After more than a decade in sales management, Heather Monahan says her biggest fear is losing her best reps. We can’t blame her. Research from The Bridge Group found that the average rep turnover rate is 34 percent. What’s even more worrisome is that one in ten companies experience turnover rates of over 50 percent.

Heather is the chief revenue officer of Beasley Media Group. She says that one of the major breakdowns in modern sales management is not retaining the best employees.  

“We, as leaders, are only as good as the weakest links on our teams, and we need to be constantly improving – not moving backward,” she told us.

“Predictable Revenue” author Aaron Ross says annual sales attrition should be 10 percent or less. If your organization is churning more than 10 percent reps, salespeople aren’t the problem.

“When you have an issue with retaining top talent, you need to look in the mirror,” Heather said.

But, she added, there are many ways sales management can fix this. Here are five questions to help sales leaders determine the cause of their lofty turnover rates.

5 Questions for Sales Management 

  1. Question for sales management: How do you communicate with your team?
    In modern sales organizations, transparency is vital. You should be communicating constantly with your reps. Make sure they are aligned with your company’s sales goals and key performance indicators. This increases job satisfaction because employees feel included, in addition to creating buy-in for new initiatives or sales stack tools.
    Heather’s Advice: “Never ask others to do what you have not done. Be transparent and honest at all times. Be sure to have open communication and free-flowing dialogue with you team. If you don’t, they will always be looking for the next job.”

  2. Question for sales management: Do you recognize and praise accomplishment?
    Recognition is a powerful motivator. In fact, a study from Bersin & Associatesfound companies that utilize recognition programs have 31 percent lower voluntary turnover than their peers. Check out this article for helpful tips to increase sales recognition.
    Heather’s Advice: “No sales team is complete without a reward system that allows for further recognition and feedback.”

  3. Question for sales management: Do you know the short- and long-term goals of your reps?
    A large part of managing a team is understanding their personal and professional objectives. If you aren’t helping them work toward goals, then why would they care to stay at your company? Take the time to understand each of your reps individual goals, then figure out how you can help him or her accomplish them.
    Heather’s Advice: “My biggest accomplishments as a sales leader have been helping team members advance to a position that they have sought after. Being a part of personal accomplishment for those on my team has been the most rewarding.”

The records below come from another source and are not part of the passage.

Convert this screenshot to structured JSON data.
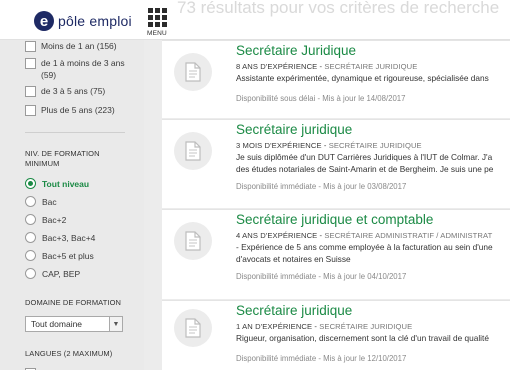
{
  "header": {
    "logo_letter": "e",
    "logo_text": "pôle emploi",
    "menu_label": "MENU",
    "results_heading": "73 résultats pour vos critères de recherche"
  },
  "sidebar": {
    "experience_options": [
      {
        "label": "Moins de 1 an (156)",
        "checked": false
      },
      {
        "label": "de 1 à moins de 3 ans (59)",
        "checked": false
      },
      {
        "label": "de 3 à 5 ans (75)",
        "checked": false
      },
      {
        "label": "Plus de 5 ans (223)",
        "checked": false
      }
    ],
    "niveau_title": "NIV. DE FORMATION MINIMUM",
    "niveau_options": [
      {
        "label": "Tout niveau",
        "selected": true
      },
      {
        "label": "Bac",
        "selected": false
      },
      {
        "label": "Bac+2",
        "selected": false
      },
      {
        "label": "Bac+3, Bac+4",
        "selected": false
      },
      {
        "label": "Bac+5 et plus",
        "selected": false
      },
      {
        "label": "CAP, BEP",
        "selected": false
      }
    ],
    "domaine_title": "DOMAINE DE FORMATION",
    "domaine_value": "Tout domaine",
    "langues_title": "LANGUES (2 MAXIMUM)"
  },
  "results": [
    {
      "title": "Secrétaire Juridique",
      "experience": "8 ANS D'EXPÉRIENCE",
      "sep": " - ",
      "category": "SECRÉTAIRE JURIDIQUE",
      "desc1": "Assistante expérimentée, dynamique et rigoureuse, spécialisée dans",
      "desc2": "",
      "availability": "Disponibilité sous délai",
      "updated": " - Mis à jour le 14/08/2017"
    },
    {
      "title": "Secrétaire juridique",
      "experience": "3 MOIS D'EXPÉRIENCE",
      "sep": " - ",
      "category": "SECRÉTAIRE JURIDIQUE",
      "desc1": "Je suis diplômée d'un DUT Carrières Juridiques à l'IUT de Colmar. J'a",
      "desc2": "des études notariales de Saint-Amarin et de Bergheim. Je suis une pe",
      "availability": "Disponibilité immédiate",
      "updated": " - Mis à jour le 03/08/2017"
    },
    {
      "title": "Secrétaire juridique et comptable",
      "experience": "4 ANS D'EXPÉRIENCE",
      "sep": " - ",
      "category": "SECRÉTAIRE ADMINISTRATIF / ADMINISTRAT",
      "desc1": "- Expérience de 5 ans comme employée à la facturation au sein d'une",
      "desc2": "d'avocats et notaires en Suisse",
      "availability": "Disponibilité immédiate",
      "updated": " - Mis à jour le 04/10/2017"
    },
    {
      "title": "Secrétaire juridique",
      "experience": "1 AN D'EXPÉRIENCE",
      "sep": " - ",
      "category": "SECRÉTAIRE JURIDIQUE",
      "desc1": "Rigueur, organisation, discernement sont la clé d'un travail de qualité",
      "desc2": "",
      "availability": "Disponibilité immédiate",
      "updated": " - Mis à jour le 12/10/2017"
    }
  ],
  "colors": {
    "accent_green": "#1b8a45",
    "brand_blue": "#1e2a64"
  }
}
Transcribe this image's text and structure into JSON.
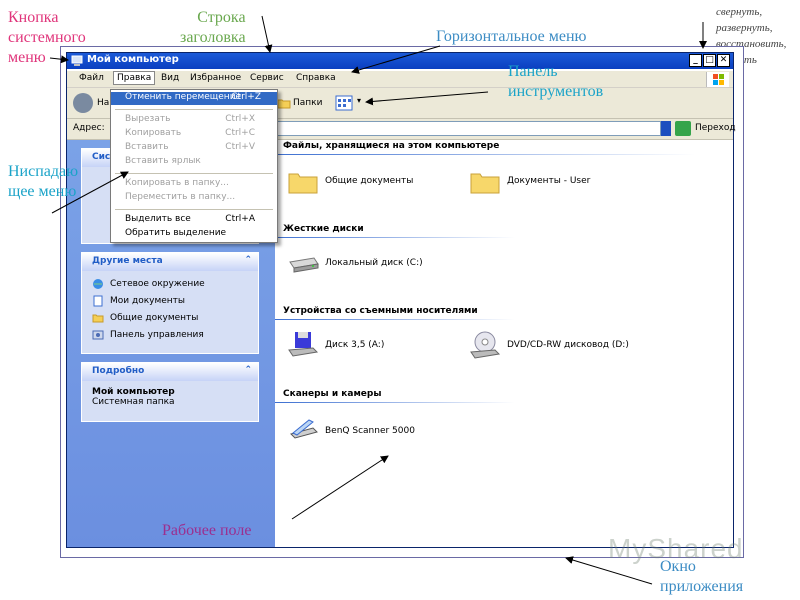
{
  "annotations": {
    "system_menu_button": [
      "Кнопка",
      "системного",
      "меню"
    ],
    "title_bar": [
      "Строка",
      "заголовка"
    ],
    "horizontal_menu": "Горизонтальное меню",
    "window_controls": [
      "свернуть,",
      "развернуть,",
      "восстановить,",
      "закрыть"
    ],
    "toolbar": [
      "Панель",
      "инструментов"
    ],
    "dropdown_menu": [
      "Ниспадаю",
      "щее меню"
    ],
    "work_area": "Рабочее поле",
    "app_window": [
      "Окно",
      "приложения"
    ]
  },
  "window": {
    "title": "Мой компьютер",
    "controls": {
      "minimize": "_",
      "maximize": "□",
      "close": "✕"
    }
  },
  "menubar": {
    "items": [
      "Файл",
      "Правка",
      "Вид",
      "Избранное",
      "Сервис",
      "Справка"
    ],
    "active_index": 1
  },
  "toolbar": {
    "back_label": "На",
    "folders_label": "Папки"
  },
  "address": {
    "label": "Адрес:",
    "go_label": "Переход"
  },
  "dropdown": {
    "groups": [
      [
        {
          "label": "Отменить перемещение",
          "shortcut": "Ctrl+Z",
          "enabled": true,
          "highlight": true
        }
      ],
      [
        {
          "label": "Вырезать",
          "shortcut": "Ctrl+X",
          "enabled": false
        },
        {
          "label": "Копировать",
          "shortcut": "Ctrl+C",
          "enabled": false
        },
        {
          "label": "Вставить",
          "shortcut": "Ctrl+V",
          "enabled": false
        },
        {
          "label": "Вставить ярлык",
          "shortcut": "",
          "enabled": false
        }
      ],
      [
        {
          "label": "Копировать в папку...",
          "shortcut": "",
          "enabled": false
        },
        {
          "label": "Переместить в папку...",
          "shortcut": "",
          "enabled": false
        }
      ],
      [
        {
          "label": "Выделить все",
          "shortcut": "Ctrl+A",
          "enabled": true
        },
        {
          "label": "Обратить выделение",
          "shortcut": "",
          "enabled": true
        }
      ]
    ]
  },
  "left_panels": {
    "system_tasks_partial": "Сис",
    "other_places": {
      "title": "Другие места",
      "items": [
        "Сетевое окружение",
        "Мои документы",
        "Общие документы",
        "Панель управления"
      ]
    },
    "details": {
      "title": "Подробно",
      "name": "Мой компьютер",
      "type": "Системная папка"
    }
  },
  "sections": [
    {
      "title": "Файлы, хранящиеся на этом компьютере",
      "items": [
        "Общие документы",
        "Документы - User"
      ]
    },
    {
      "title": "Жесткие диски",
      "items": [
        "Локальный диск (C:)"
      ]
    },
    {
      "title": "Устройства со съемными носителями",
      "items": [
        "Диск 3,5 (A:)",
        "DVD/CD-RW дисковод (D:)"
      ]
    },
    {
      "title": "Сканеры и камеры",
      "items": [
        "BenQ Scanner 5000"
      ]
    }
  ],
  "watermark": "MyShared",
  "colors": {
    "title_bar": "#0a3fc0",
    "menu_bg": "#ece9d8",
    "panel_bg": "#6b8fe0",
    "highlight": "#316ac5"
  }
}
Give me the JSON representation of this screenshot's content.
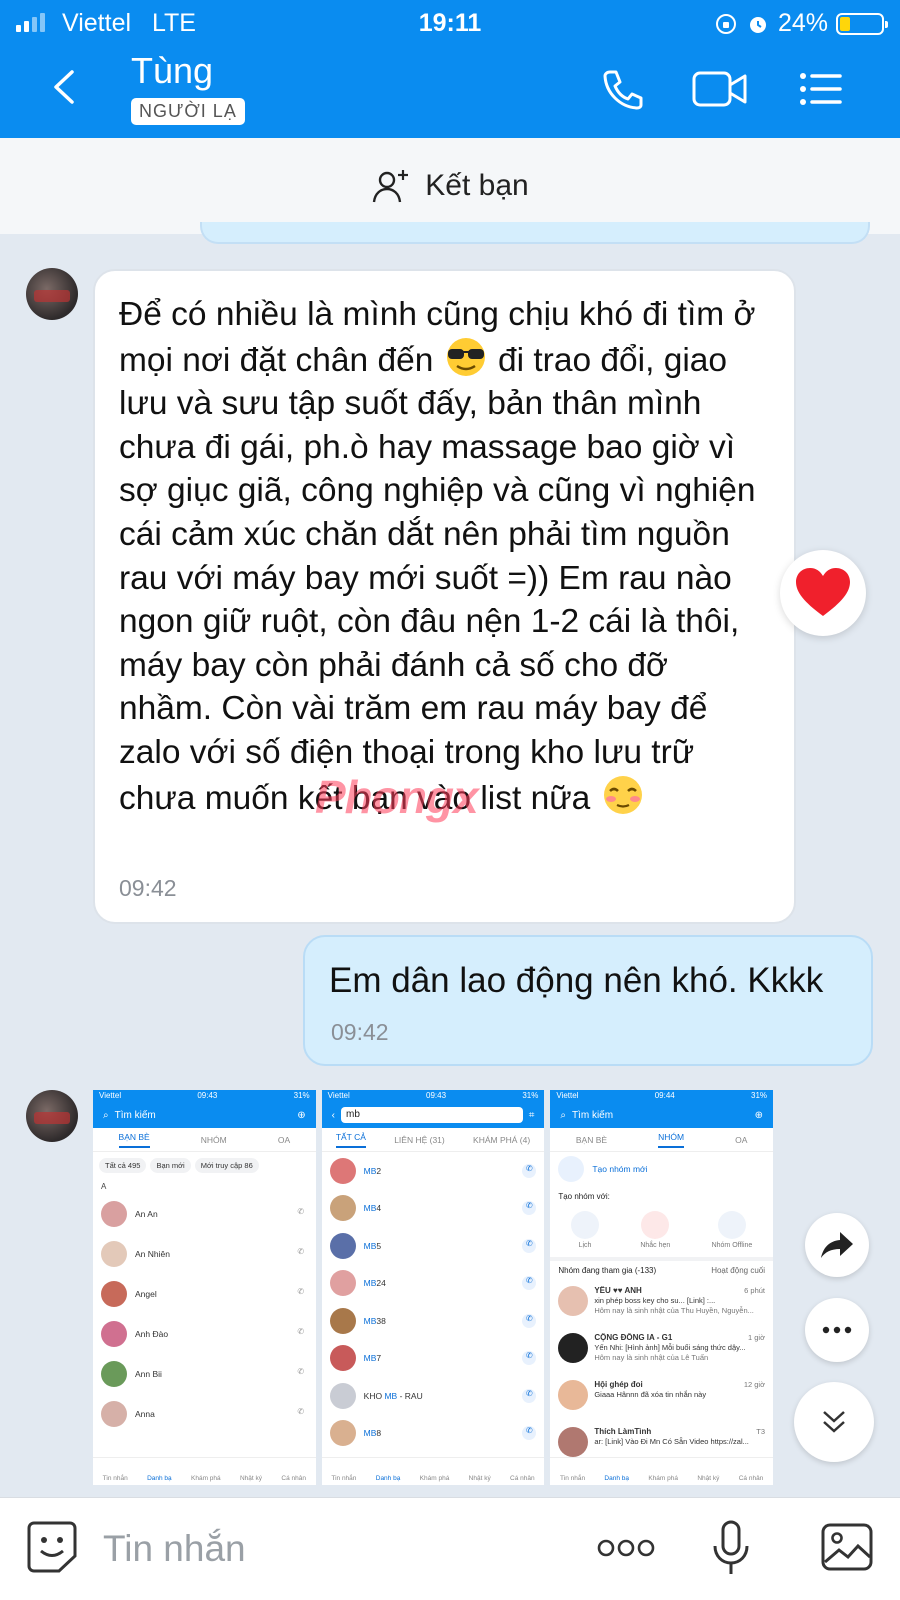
{
  "status_bar": {
    "carrier": "Viettel",
    "network": "LTE",
    "time": "19:11",
    "battery": "24%",
    "battery_level": 0.24
  },
  "header": {
    "contact_name": "Tùng",
    "badge": "NGƯỜI LẠ"
  },
  "add_friend": {
    "label": "Kết bạn"
  },
  "messages": {
    "incoming_1": {
      "part1": "Để có nhiều là mình cũng chịu khó đi tìm ở mọi nơi đặt chân đến ",
      "part2": " đi trao đổi, giao lưu và sưu tập suốt đấy, bản thân mình chưa đi gái, ph.ò hay massage bao giờ vì sợ giục giã, công nghiệp và cũng vì nghiện cái cảm xúc chăn dắt nên phải tìm nguồn rau với máy bay mới suốt =)) Em rau nào ngon giữ ruột, còn đâu nện 1-2 cái là thôi, máy bay còn phải đánh cả số cho đỡ nhầm. Còn vài trăm em rau máy bay để zalo với số điện thoại trong kho lưu trữ chưa muốn kết bạn vào list nữa ",
      "time": "09:42",
      "reaction": "heart-icon"
    },
    "outgoing_1": {
      "text": "Em dân lao động nên khó. Kkkk",
      "time": "09:42"
    }
  },
  "watermark": "Phongx",
  "screenshots": {
    "shot1": {
      "carrier": "Viettel",
      "time": "09:43",
      "battery": "31%",
      "search": "Tìm kiếm",
      "tabs": [
        "BẠN BÈ",
        "NHÓM",
        "OA"
      ],
      "chips": [
        "Tất cả  495",
        "Bạn mới",
        "Mới truy cập  86"
      ],
      "section": "A",
      "contacts": [
        "An An",
        "An Nhiên",
        "Angel",
        "Anh Đào",
        "Ann Bii",
        "Anna"
      ]
    },
    "shot2": {
      "carrier": "Viettel",
      "time": "09:43",
      "battery": "31%",
      "search": "mb",
      "tabs": [
        "TẤT CẢ",
        "LIÊN HỆ (31)",
        "KHÁM PHÁ (4)"
      ],
      "results": [
        {
          "pre": "",
          "hl": "MB",
          "post": "2"
        },
        {
          "pre": "",
          "hl": "MB",
          "post": "4"
        },
        {
          "pre": "",
          "hl": "MB",
          "post": "5"
        },
        {
          "pre": "",
          "hl": "MB",
          "post": "24"
        },
        {
          "pre": "",
          "hl": "MB",
          "post": "38"
        },
        {
          "pre": "",
          "hl": "MB",
          "post": "7"
        },
        {
          "pre": "KHO ",
          "hl": "MB",
          "post": " - RAU"
        },
        {
          "pre": "",
          "hl": "MB",
          "post": "8"
        }
      ]
    },
    "shot3": {
      "carrier": "Viettel",
      "time": "09:44",
      "battery": "31%",
      "search": "Tìm kiếm",
      "tabs": [
        "BẠN BÈ",
        "NHÓM",
        "OA"
      ],
      "create_group": "Tạo nhóm mới",
      "create_with": "Tạo nhóm với:",
      "create_options": [
        "Lịch",
        "Nhắc hẹn",
        "Nhóm Offline"
      ],
      "joined": "Nhóm đang tham gia (-133)",
      "sort": "Hoạt động cuối",
      "groups": [
        {
          "name": "YÊU ♥♥ ANH",
          "time": "6 phút",
          "line1": "xin phép boss key cho su... [Link] :...",
          "line2": "Hôm nay là sinh nhật của Thu Huyền, Nguyễn..."
        },
        {
          "name": "CỘNG ĐỒNG IA - G1",
          "time": "1 giờ",
          "line1": "Yến Nhi: [Hình ảnh] Mỗi buổi sáng thức dậy...",
          "line2": "Hôm nay là sinh nhật của Lê Tuấn"
        },
        {
          "name": "Hội ghép đoi",
          "time": "12 giờ",
          "line1": "Giaaa Hânnn đã xóa tin nhắn này",
          "line2": ""
        },
        {
          "name": "Thích LàmTình",
          "time": "T3",
          "line1": "ar: [Link] Vào Đi Mn Có Sẵn Video https://zal...",
          "line2": ""
        }
      ]
    },
    "nav": [
      "Tin nhắn",
      "Danh bạ",
      "Khám phá",
      "Nhật ký",
      "Cá nhân"
    ]
  },
  "input_bar": {
    "placeholder": "Tin nhắn"
  }
}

  4. Question for sales management: What is your company culture like?
    Research from Columbia University shows that the likelihood of employee turnover at organizations with strong company culture is significantly lower than those with little or no company culture. Define your company’s core values and organize plenty of team activities. This helps forge bonds among team members and provide identity as a group. Learn how to define your work culture in 10 steps here. Then you can foster a sales culture of performance.
    Heather’s Advice: “Ensuring I have created an environment that is full of motivation is key to success, including constant feedback and encouragement.”  

  5. Question for sales management: Do people want to work with you? Do they want to work for you?
    This question is crucial. Be honest with yourself. The best leaders inspire people to work with them. Do you consistently crack the whip as a manager? Or are you pulling the rope?
    Heather’s Advice: “If you want others to work hard, then you need to work harder to raise the bar. … People know when you are truly committed to their success and, as a leader in sales, you need to make the honest commitment to your people if you want to succeed.”


Sales turnover is a major problem for a lot of organizations. But it doesn’t have to be. If your team struggles to retain talent, use this questions to take a closer look at your sales management strategy.